Like thousands of serial founders, Mark Suster would like to chug some Gatorade, and head back to the beginning line.
The reality checkers had been out in force yesterday. The New York Times ran an write-up about the lottery-esque economics of app improvement, focusing on a couple who earned less than $ 5,000 from eight apps that cost them $ 200,000 in lost income and financial savings to develop. On the website Both Sides of the Table, entrepreneur-turned-VC Mark Suster posted “Entrepreneurshit. The Truth About Creating Startups.” Spoiler alert: launching a company is the financial and emotional equivalent of water-boarding and no far more specific to create excellent final results.
I skilled the gold-in-them-thar-hills ethos last spring although public-transiting about San Francisco with an aspiring app developer. To an East Coast salarywoman like myself, it was a world both exotic and quixotic–all these young, vital, creative individuals in coffee shops and office spaces over coffee shops conversing animatedly in tribal shorthand. “Gowalla! Instagram!” “Path!” Every thing was a possible gamechanger. Every little thing was going to make them rich. I would have advised them to read Michael Porter’s seminal book “Competitive Approach,” but it really is not available on Kindle so what were the chances?
Suster sees such “wantrapreneurs” not as delusional but as naïve, and I am positive he’s correct. He blames the “tech press” for perpetuating the myth of riches and glamour. (To be clear, Inc. is not the tech press. Although we do serve up the sweet decadence of accomplishment, we balance it with the spinach of penury and despair.) But I never believe the big shocker for most folks is the prospect of disappointment or outright failure. In the 15 years I’ve been interviewing entrepreneurs I’ve met extremely handful of who expressed no doubts that they would succeed or underestimated how a lot hard function was involved. (In fact, quite a couple of underestimate how considerably challenging function is involved. But that’s only since most people’s hard perform meter is calibrated to 10 and entrepreneurship goes to 11.)
What initial-time entrepreneurs find out–painfully, more than time–is how start-ups call for you to be at when hugely selfish and hugely selfless. This is the paradox that Suster gets at in two bullet-pointed lists. The initial relates to the promises the entrepreneur ought to make to possible employees, consumers, and investors to persuade them to sign up based on not-1-entire-hell-of-a-lot. If the entrepreneur’s self-confidence in his thought is misplaced (or he just screws it up) then those promises turn out to be, in essence, lies. That sounds harsh. Usually the entrepreneur sincerely believes he will be able to deliver that secure job or that groundbreaking product or that return on investment. I call them lies due to the fact they involve a misrepresentation of the odds or of the sensible realities underpinning the entrepreneur’s misplaced self-confidence. I never think a lot of aspiring entrepreneurs want to see themselves as liars.

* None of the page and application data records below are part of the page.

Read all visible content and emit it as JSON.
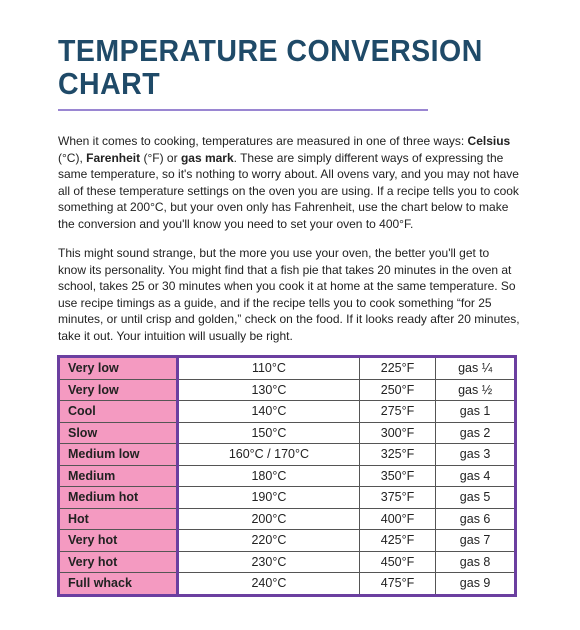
{
  "title_line1": "TEMPERATURE CONVERSION",
  "title_line2": "CHART",
  "p1": {
    "a": "When it comes to cooking, temperatures are measured in one of three ways: ",
    "celsius": "Celsius",
    "b": " (°C), ",
    "fahrenheit": "Farenheit",
    "c": " (°F) or ",
    "gas": "gas mark",
    "d": ". These are simply different ways of expressing the same temperature, so it's nothing to worry about. All ovens vary, and you may not have all of these temperature settings on the oven you are using. If a recipe tells you to cook something at 200°C, but your oven only has Fahrenheit, use the chart below to make the conversion and you'll know you need to set your oven to 400°F."
  },
  "p2": "This might sound strange, but the more you use your oven, the better you'll get to know its personality. You might find that a fish pie that takes 20 minutes in the oven at school, takes 25 or 30 minutes when you cook it at home at the same temperature.  So use recipe timings as a guide, and if the recipe tells you to cook something “for 25 minutes, or until crisp and golden,” check on the food. If it looks ready after 20 minutes, take it out. Your intuition will usually be right.",
  "rows": [
    [
      "Very low",
      "110°C",
      "225°F",
      "gas ¼"
    ],
    [
      "Very low",
      "130°C",
      "250°F",
      "gas ½"
    ],
    [
      "Cool",
      "140°C",
      "275°F",
      "gas 1"
    ],
    [
      "Slow",
      "150°C",
      "300°F",
      "gas 2"
    ],
    [
      "Medium low",
      "160°C / 170°C",
      "325°F",
      "gas 3"
    ],
    [
      "Medium",
      "180°C",
      "350°F",
      "gas 4"
    ],
    [
      "Medium hot",
      "190°C",
      "375°F",
      "gas 5"
    ],
    [
      "Hot",
      "200°C",
      "400°F",
      "gas 6"
    ],
    [
      "Very hot",
      "220°C",
      "425°F",
      "gas 7"
    ],
    [
      "Very hot",
      "230°C",
      "450°F",
      "gas 8"
    ],
    [
      "Full whack",
      "240°C",
      "475°F",
      "gas 9"
    ]
  ],
  "colors": {
    "title": "#1f4a68",
    "rule": "#9a86d2",
    "label_bg": "#f49ac1",
    "table_border": "#6b3fa0"
  }
}
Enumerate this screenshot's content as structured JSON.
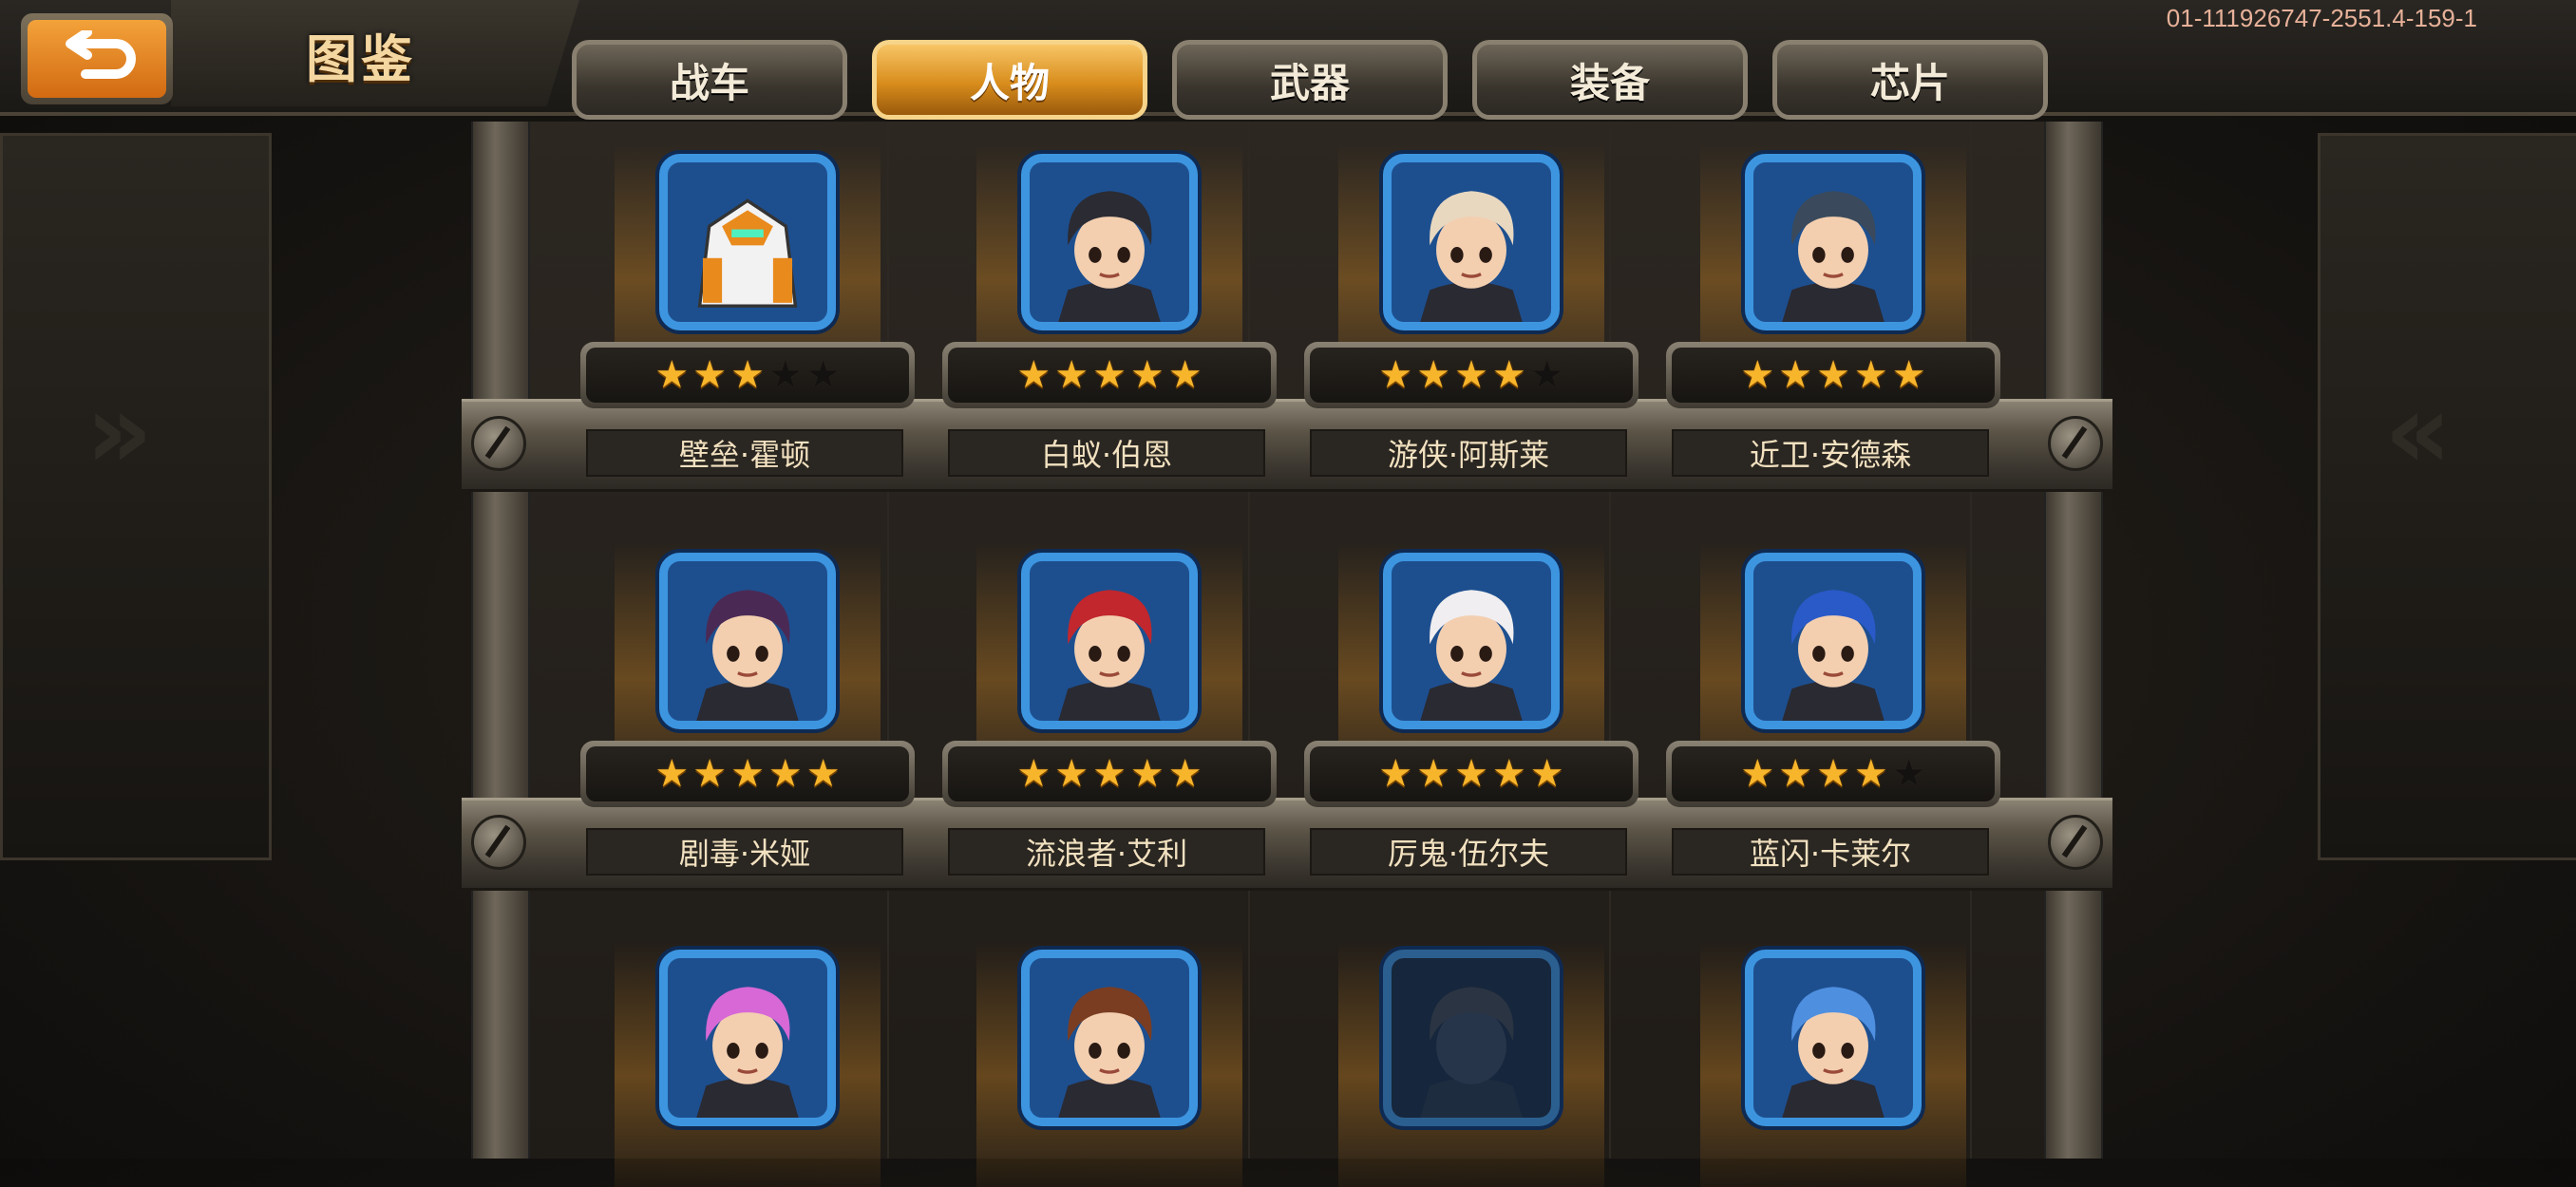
{
  "header": {
    "title": "图鉴",
    "build_id": "01-111926747-2551.4-159-1"
  },
  "tabs": [
    {
      "label": "战车",
      "active": false
    },
    {
      "label": "人物",
      "active": true
    },
    {
      "label": "武器",
      "active": false
    },
    {
      "label": "装备",
      "active": false
    },
    {
      "label": "芯片",
      "active": false
    }
  ],
  "characters": [
    {
      "name": "壁垒·霍顿",
      "stars": 3,
      "max_stars": 5,
      "portrait": "robot-mech-portrait",
      "hair": "#f2f2f2"
    },
    {
      "name": "白蚁·伯恩",
      "stars": 5,
      "max_stars": 5,
      "portrait": "dark-hair-man-portrait",
      "hair": "#2b2b33"
    },
    {
      "name": "游侠·阿斯莱",
      "stars": 4,
      "max_stars": 5,
      "portrait": "cowboy-hat-portrait",
      "hair": "#e8d8c0"
    },
    {
      "name": "近卫·安德森",
      "stars": 5,
      "max_stars": 5,
      "portrait": "soldier-cap-portrait",
      "hair": "#3a4a5c"
    },
    {
      "name": "剧毒·米娅",
      "stars": 5,
      "max_stars": 5,
      "portrait": "purple-hair-girl-portrait",
      "hair": "#4a2a55"
    },
    {
      "name": "流浪者·艾利",
      "stars": 5,
      "max_stars": 5,
      "portrait": "red-hair-goggles-portrait",
      "hair": "#c1272d"
    },
    {
      "name": "厉鬼·伍尔夫",
      "stars": 5,
      "max_stars": 5,
      "portrait": "white-hair-man-portrait",
      "hair": "#f0eef0"
    },
    {
      "name": "蓝闪·卡莱尔",
      "stars": 4,
      "max_stars": 5,
      "portrait": "blue-hair-man-portrait",
      "hair": "#2a5ac8"
    },
    {
      "name": "",
      "stars": 0,
      "max_stars": 5,
      "portrait": "pink-hair-portrait",
      "hair": "#d768d6"
    },
    {
      "name": "",
      "stars": 0,
      "max_stars": 5,
      "portrait": "brown-hair-portrait",
      "hair": "#7a3d22"
    },
    {
      "name": "",
      "stars": 0,
      "max_stars": 5,
      "portrait": "locked-silhouette-portrait",
      "hair": "#2a3442"
    },
    {
      "name": "",
      "stars": 0,
      "max_stars": 5,
      "portrait": "blue-hair-girl-portrait",
      "hair": "#4f8fe0"
    }
  ],
  "icons": {
    "back": "back-arrow-icon",
    "star_on": "★",
    "star_off": "★"
  },
  "colors": {
    "accent_orange": "#e8891c",
    "portrait_border": "#3d95e0",
    "star_gold": "#f7b52b"
  }
}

But never ever mind the word. Even if all the entrepreneur does is innocently mislead, the outcome is the exact same. Other individuals shed cash. They miss opportunities. They think and they trust and as a result their lives are created measurably worse. To have a possibility at accomplishment, the entrepreneur must be prepared to sacrifice other individuals, like close friends and loved ones. Folks who are in it for really like. To do that, he has to be selfish. Suster tells the story of an employee at his 1st company who asked him if he really should get a residence. At the time, the company had just six months’ cash in the bank. Suster was pretty positive yet another round was in the offing, but he wasn’t “confident, sure.” He does not say what he told the employee. I would guess he advised him to purchase the home, and it turned out, phew, that that was sound advice. That would possibly have been the intelligent selection and possibly the only option. It would not have been the kind selection.
Suster’s other list is about what he calls “discovering your inner self confidence.” It cites all those burdens entrepreneurs take upon themselves since no one else can or must bear them. Hiding their fears so they never scare workers. Sacrificing each and every moment of leisure. Speaking investors down from ledges. Internalizing all the anxiety and doubt. Oscar Wilde’s novel The Portrait of Dorian Gray is about a man who remains outwardly wholesome and virtuous even though his image in a painting grows increasingly aged and grotesque, reflecting the truth of his dissolute techniques. In a sense, entrepreneurs ought to be each themselves and their own portraits: outwardly assured, inwardly ravaged. It’s challenging. It’s lonely. And it’s necessary.
Of program each selfishness and selflessness are only temporary signifies to an finish. If the company operates, the entrepreneur can generously reward all those men and women who naively, endearingly trusted him. Protected by a private track record and conceptual proof of notion, he can start off sharing his worries and some of the tough leadership operate with other people. If the company does not perform out, at least he will have discovered anything about himself.
Suster knows precisely what it’s like to be an entrepreneur. Nonetheless, he says he would enjoy to be back in the game. That attitude is shared by thousands of serial founders who run the marathon, chug some Gatorade, and head back to the starting line. Entrepreneurs don’t have to be the bravest or smartest or most persistent people in the space. They have to be the most psychically challenging.